**SOURCE DATA**
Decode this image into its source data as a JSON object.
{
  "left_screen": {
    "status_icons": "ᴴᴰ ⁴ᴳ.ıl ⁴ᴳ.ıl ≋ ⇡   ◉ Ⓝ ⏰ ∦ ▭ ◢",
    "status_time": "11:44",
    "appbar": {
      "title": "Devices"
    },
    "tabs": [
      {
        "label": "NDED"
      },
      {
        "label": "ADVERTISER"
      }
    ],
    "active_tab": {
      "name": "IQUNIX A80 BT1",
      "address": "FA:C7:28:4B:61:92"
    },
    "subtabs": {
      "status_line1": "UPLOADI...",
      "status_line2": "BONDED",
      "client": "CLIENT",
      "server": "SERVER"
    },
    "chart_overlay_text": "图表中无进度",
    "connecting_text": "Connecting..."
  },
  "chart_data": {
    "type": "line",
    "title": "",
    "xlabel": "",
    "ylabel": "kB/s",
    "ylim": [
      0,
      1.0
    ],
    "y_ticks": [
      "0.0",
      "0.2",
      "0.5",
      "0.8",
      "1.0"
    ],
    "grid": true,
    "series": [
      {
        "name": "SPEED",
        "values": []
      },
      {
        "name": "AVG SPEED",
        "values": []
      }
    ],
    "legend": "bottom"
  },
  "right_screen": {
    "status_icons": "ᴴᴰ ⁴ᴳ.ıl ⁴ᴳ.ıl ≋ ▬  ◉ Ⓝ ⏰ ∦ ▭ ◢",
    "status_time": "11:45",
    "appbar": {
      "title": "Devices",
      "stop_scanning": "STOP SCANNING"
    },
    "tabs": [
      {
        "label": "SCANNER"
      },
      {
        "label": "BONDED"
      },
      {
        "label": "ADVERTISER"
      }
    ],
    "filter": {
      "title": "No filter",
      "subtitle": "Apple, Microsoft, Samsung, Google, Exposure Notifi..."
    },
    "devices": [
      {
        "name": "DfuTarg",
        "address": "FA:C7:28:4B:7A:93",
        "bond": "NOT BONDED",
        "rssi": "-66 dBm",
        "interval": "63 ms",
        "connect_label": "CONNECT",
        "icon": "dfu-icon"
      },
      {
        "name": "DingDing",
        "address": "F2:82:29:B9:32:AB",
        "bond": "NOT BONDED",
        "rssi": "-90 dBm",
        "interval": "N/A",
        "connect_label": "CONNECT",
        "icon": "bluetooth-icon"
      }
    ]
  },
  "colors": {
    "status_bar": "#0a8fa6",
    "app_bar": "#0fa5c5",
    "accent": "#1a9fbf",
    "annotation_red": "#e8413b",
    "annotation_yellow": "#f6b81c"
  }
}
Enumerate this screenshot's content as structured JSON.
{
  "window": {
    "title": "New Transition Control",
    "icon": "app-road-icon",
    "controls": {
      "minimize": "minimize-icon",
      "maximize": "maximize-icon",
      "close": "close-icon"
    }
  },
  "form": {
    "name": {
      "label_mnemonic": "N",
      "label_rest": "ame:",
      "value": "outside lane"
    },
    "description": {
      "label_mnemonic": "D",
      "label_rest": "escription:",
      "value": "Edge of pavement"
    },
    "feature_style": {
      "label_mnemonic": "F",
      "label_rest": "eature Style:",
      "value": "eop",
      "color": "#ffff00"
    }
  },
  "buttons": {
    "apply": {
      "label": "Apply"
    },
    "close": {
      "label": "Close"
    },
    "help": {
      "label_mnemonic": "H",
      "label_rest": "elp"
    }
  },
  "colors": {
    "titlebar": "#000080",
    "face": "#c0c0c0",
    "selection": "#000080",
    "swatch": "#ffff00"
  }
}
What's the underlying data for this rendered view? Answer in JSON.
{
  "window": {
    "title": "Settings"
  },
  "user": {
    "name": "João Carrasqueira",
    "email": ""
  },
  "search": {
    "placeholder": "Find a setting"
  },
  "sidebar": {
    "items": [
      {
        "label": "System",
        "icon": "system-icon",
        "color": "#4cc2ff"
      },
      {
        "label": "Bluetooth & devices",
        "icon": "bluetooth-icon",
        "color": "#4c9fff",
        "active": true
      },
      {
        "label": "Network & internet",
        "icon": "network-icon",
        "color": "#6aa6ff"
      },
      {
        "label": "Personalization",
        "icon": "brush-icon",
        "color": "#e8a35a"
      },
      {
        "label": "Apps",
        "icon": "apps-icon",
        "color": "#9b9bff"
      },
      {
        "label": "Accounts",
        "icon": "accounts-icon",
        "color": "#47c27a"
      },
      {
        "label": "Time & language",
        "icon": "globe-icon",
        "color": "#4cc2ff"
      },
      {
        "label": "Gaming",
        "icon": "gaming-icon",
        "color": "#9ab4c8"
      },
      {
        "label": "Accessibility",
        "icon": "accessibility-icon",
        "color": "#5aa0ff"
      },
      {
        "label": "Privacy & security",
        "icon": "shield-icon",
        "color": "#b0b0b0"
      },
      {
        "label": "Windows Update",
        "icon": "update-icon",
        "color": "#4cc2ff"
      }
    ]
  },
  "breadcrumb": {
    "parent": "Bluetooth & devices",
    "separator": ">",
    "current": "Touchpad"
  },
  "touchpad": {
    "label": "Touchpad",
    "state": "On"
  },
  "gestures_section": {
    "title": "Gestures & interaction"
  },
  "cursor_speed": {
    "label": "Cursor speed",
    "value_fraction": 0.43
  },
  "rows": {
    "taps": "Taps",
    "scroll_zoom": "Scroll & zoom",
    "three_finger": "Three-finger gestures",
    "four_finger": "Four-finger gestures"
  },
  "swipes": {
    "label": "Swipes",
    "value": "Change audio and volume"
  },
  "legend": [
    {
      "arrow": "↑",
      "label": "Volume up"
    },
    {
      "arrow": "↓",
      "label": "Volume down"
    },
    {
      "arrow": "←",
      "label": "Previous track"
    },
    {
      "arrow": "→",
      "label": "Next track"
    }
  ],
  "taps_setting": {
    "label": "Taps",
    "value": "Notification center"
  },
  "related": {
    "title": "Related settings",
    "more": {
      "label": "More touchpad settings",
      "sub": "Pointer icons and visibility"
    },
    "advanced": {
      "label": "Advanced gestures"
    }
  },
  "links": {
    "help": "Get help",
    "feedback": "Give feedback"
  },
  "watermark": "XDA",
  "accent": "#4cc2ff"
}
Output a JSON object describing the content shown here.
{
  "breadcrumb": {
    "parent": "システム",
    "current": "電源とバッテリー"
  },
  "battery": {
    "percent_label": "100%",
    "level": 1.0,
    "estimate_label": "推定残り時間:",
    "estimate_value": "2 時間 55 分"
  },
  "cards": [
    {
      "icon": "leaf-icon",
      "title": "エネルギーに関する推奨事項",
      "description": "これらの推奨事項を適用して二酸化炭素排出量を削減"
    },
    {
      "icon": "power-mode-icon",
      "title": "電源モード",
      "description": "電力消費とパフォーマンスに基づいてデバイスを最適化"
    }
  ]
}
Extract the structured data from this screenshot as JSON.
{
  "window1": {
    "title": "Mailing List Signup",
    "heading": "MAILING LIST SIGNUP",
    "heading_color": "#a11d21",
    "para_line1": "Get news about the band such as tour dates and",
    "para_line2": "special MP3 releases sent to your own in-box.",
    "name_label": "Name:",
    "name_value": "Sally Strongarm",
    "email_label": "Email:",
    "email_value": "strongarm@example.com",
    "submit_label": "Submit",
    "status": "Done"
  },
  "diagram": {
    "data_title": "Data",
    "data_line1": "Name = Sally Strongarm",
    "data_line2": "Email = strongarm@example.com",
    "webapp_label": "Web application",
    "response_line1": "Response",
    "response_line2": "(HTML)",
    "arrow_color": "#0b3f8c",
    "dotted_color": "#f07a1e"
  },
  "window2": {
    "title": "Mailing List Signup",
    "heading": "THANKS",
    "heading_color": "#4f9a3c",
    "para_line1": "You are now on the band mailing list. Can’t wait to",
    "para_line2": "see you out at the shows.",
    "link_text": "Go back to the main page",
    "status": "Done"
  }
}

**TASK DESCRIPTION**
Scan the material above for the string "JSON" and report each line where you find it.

**OUTPUT FOR THIS EXERCISE**
Decode this image into its source data as a JSON object.
Enumerate this screenshot's content as structured JSON.
What's the underlying data for this rendered view? Answer in JSON.
Output a JSON object describing the content shown here.
Extract the structured data from this screenshot as JSON.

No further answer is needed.